Hundreds of desperate home seekers have been duped of their hard-earned cash with promises to be allocated residential stands, while some found themselves being allocated land reserved for recreational facilities or other community amenities.
Worried by activities of the land barons, last year President Mnangagwa set up a commission of inquiry into the sale of State land in and around urban settlements, which unearthed a litany of shocking shady deals around land.
The Justice Tendai Uchena-led commission revealed that land barons, co-operative leaders, property developers and politically-connected people, illegally sold US$3 billion worth of urban State land since 2005.
Suffice to say, the majority of the said land barons have not stopped their illicit deals.

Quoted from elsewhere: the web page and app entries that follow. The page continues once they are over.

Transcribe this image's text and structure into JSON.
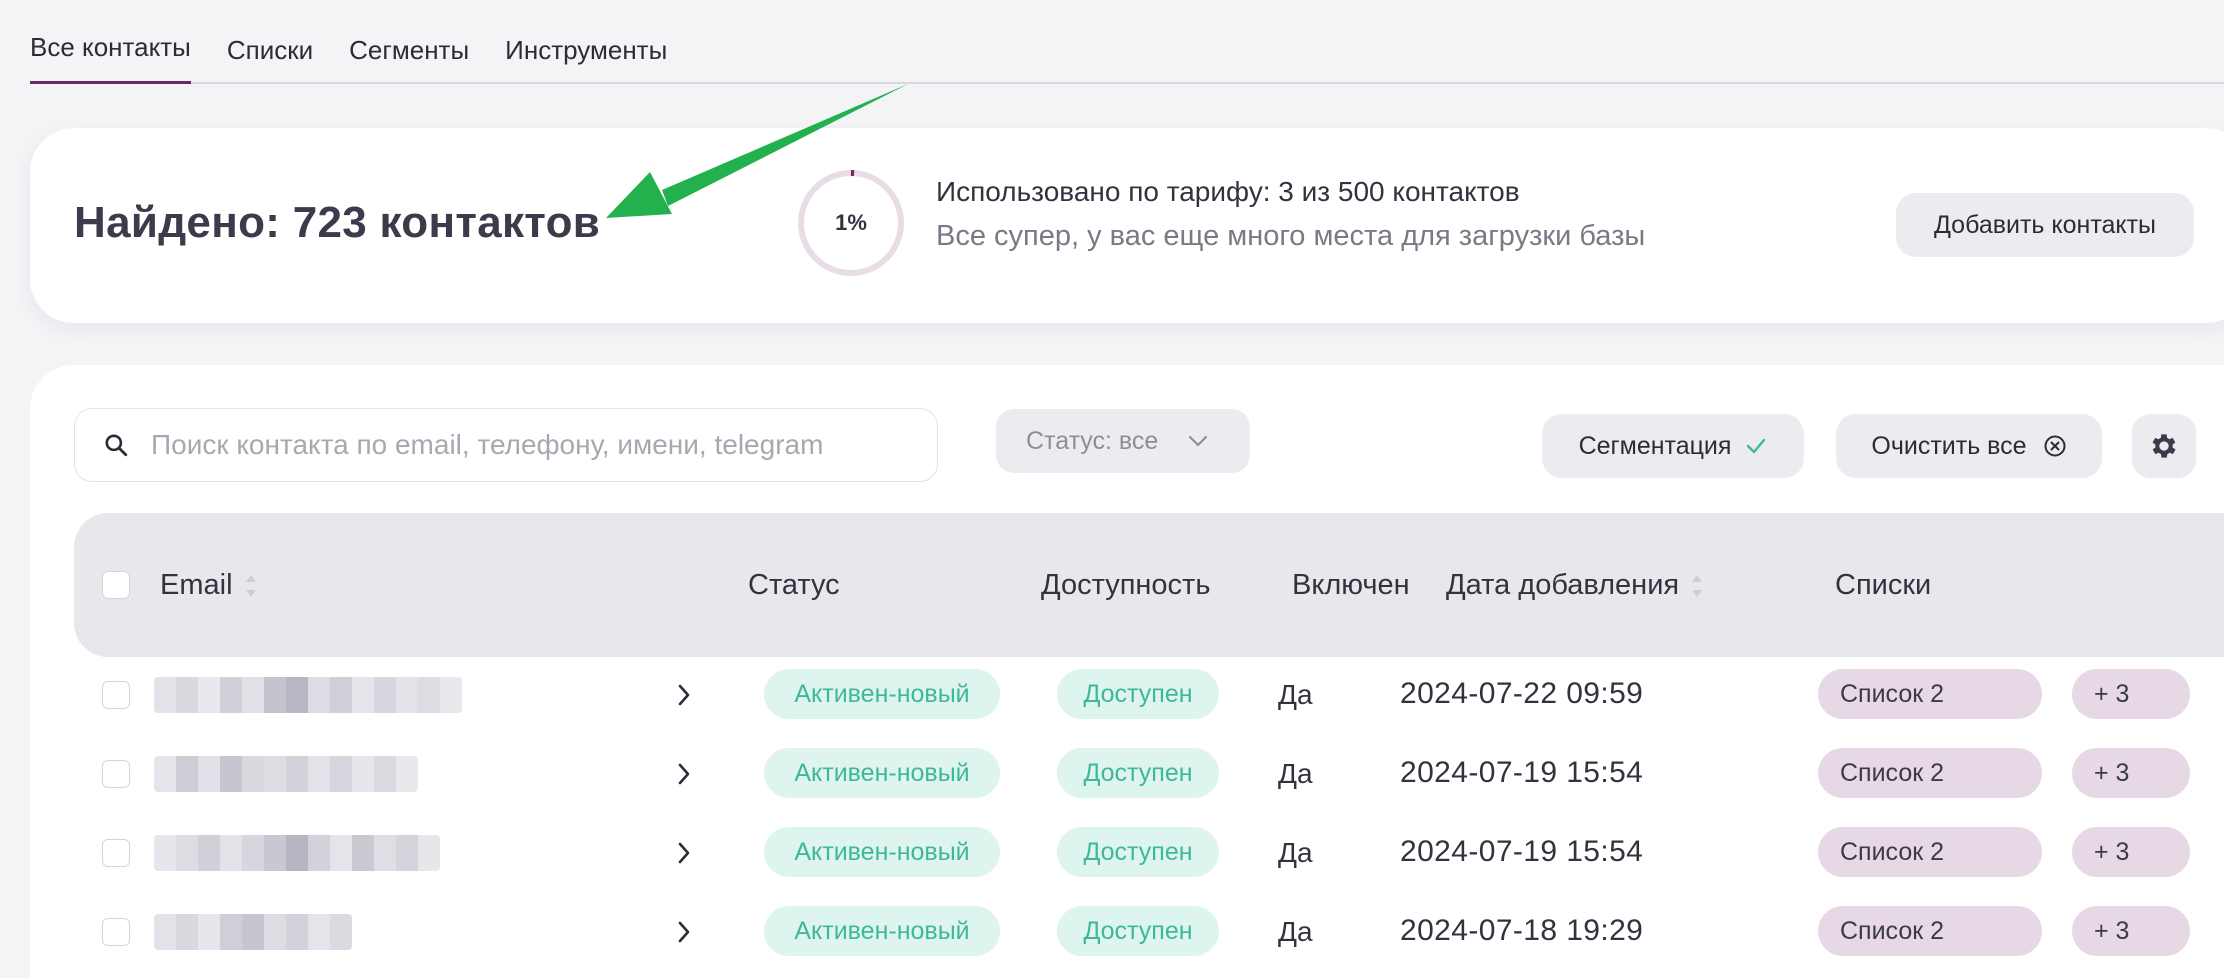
{
  "tabs": [
    {
      "label": "Все контакты",
      "active": true
    },
    {
      "label": "Списки",
      "active": false
    },
    {
      "label": "Сегменты",
      "active": false
    },
    {
      "label": "Инструменты",
      "active": false
    }
  ],
  "summary": {
    "found": "Найдено: 723 контактов",
    "usage_percent_label": "1%",
    "usage_fraction": 0.01,
    "quota_title": "Использовано по тарифу: 3 из 500 контактов",
    "quota_subtitle": "Все супер, у вас еще много места для загрузки базы",
    "add_button": "Добавить контакты"
  },
  "toolbar": {
    "search_placeholder": "Поиск контакта по email, телефону, имени, telegram",
    "status_filter": "Статус: все",
    "segmentation_button": "Сегментация",
    "clear_button": "Очистить все"
  },
  "table": {
    "headers": {
      "email": "Email",
      "status": "Статус",
      "availability": "Доступность",
      "enabled": "Включен",
      "date_added": "Дата добавления",
      "lists": "Списки"
    },
    "rows": [
      {
        "email": "",
        "status": "Активен-новый",
        "availability": "Доступен",
        "enabled": "Да",
        "date": "2024-07-22 09:59",
        "list": "Список 2",
        "more": "+ 3"
      },
      {
        "email": "",
        "status": "Активен-новый",
        "availability": "Доступен",
        "enabled": "Да",
        "date": "2024-07-19 15:54",
        "list": "Список 2",
        "more": "+ 3"
      },
      {
        "email": "",
        "status": "Активен-новый",
        "availability": "Доступен",
        "enabled": "Да",
        "date": "2024-07-19 15:54",
        "list": "Список 2",
        "more": "+ 3"
      },
      {
        "email": "",
        "status": "Активен-новый",
        "availability": "Доступен",
        "enabled": "Да",
        "date": "2024-07-18 19:29",
        "list": "Список 2",
        "more": "+ 3"
      }
    ]
  },
  "colors": {
    "accent": "#6b2a63",
    "status_green_bg": "#def4ee",
    "status_green_text": "#3fb899",
    "list_pill_bg": "#e6d9e5",
    "annotation_arrow": "#22b14c"
  },
  "icons": {
    "search": "search-icon",
    "status_chevron": "chevron-down-icon",
    "segmentation": "check-icon",
    "clear": "close-circle-icon",
    "settings": "gear-icon",
    "row_expand": "chevron-right-icon",
    "sort": "sort-icon"
  }
}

Some unrepentant ones, continue to walk around freely and are said to be oiling some sections of the law enforcements agents to avert arrest and have their cases thrown out of the courts for lack of evidence.

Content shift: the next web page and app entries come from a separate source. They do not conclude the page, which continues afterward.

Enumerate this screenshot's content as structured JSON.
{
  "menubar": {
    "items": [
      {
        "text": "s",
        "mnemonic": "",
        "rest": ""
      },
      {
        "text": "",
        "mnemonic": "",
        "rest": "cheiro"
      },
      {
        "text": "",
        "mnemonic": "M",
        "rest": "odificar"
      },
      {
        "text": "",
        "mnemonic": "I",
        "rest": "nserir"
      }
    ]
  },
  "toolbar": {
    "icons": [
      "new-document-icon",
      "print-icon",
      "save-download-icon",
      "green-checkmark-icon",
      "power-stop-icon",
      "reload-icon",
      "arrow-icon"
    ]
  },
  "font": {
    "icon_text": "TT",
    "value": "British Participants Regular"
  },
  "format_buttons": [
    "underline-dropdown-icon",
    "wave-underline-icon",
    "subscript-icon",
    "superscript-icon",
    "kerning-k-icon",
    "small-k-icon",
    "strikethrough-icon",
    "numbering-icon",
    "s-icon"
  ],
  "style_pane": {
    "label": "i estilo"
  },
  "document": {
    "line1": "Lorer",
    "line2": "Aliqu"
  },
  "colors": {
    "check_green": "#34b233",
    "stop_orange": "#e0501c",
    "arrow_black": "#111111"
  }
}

We believe the time is nigh for land barons and their proxies to face the music, for appropriating land that belonged to both the State and local authorities.
The nation cannot be held to ransom by a few greedy individuals, who are exploiting loopholes within the municipalities to siphon vast tracts of land for their personal grandeur.
A snap survey in each town and cities, will give out the names of people who are parcelling out land with impunity under the eye of law enforcement agents, amid allegations that some police officers are part of these land cartels.
Such people should be brought to book to answer to charges of appropriating land, and send a strong warning to the would-be-perpetrators on the consequence.
Last week, the ruling party, Zanu PF’s highest decision making body, the Politburo called for the prosecution of those involved.
The party raised the red flag on the re-emergence of land barons in Harare and Chitungwiza.
Speaking after the Politburo meeting last week, acting party spokesperson Cde Patrick Chinamasa said the party’s supreme organ had noted the corruption with concern.
“We call upon relevant authorities to take drastic action in dealing with such vices which have seen the re-emergence of illegal settlements fronted by a fresh crop of land barons and baronesses,” he said.
“The security of arms of the State should deal decisively with such elements without considering their political affiliation.”
This is yet another opportunity for the country to demonstrate that it abhors corruption and severely punish those who engage in it, in that way, sending a strong message to those who might be tempted that crime does not pay, it, in fact, only ends in their misery.
The political will under the Second Republic to deal with corruption is certainly there.
The Zimbabwe Anti-Corruption Commission is geared to sanitise the nation — the arrests of former minister Prisca Mupfumira over alleged crimes at the National Social Security Authority and other high profile figures — are cases in point.
Convictions plus relevant, painful punishments must follow.
If found guilty, as many citizens believe, the corrupt must not only be jailed, but the land they stole must be handed back to the State.
They must also compensate the State, whose land they fraudulently acquired, and their unsuspecting clients.
Their clients deserve restitution because many of them were cheated, after they bought stands that had not been serviced or where located on wetlands, servitudes, sites set aside for schools, clinics and recreation or other places where housing was not allowed.
Recently President Mnangagwa assured the nation that the Government will continue investigating and clamping down on corruption as it continues to pursue goals towards achieving Vision 2030 and removing impediments towards realisation of those objectives.
He also called on the justice system to step up the fight against corruption and bring an end to the “catch-and-release syndrome”, adding that the arrest of “small and big fish” should become the new normal.
Land barons are well known and continue to roam the streets daily. We await to see those entrusted with the responsibility to measure up to the task and bring sanity to this nation.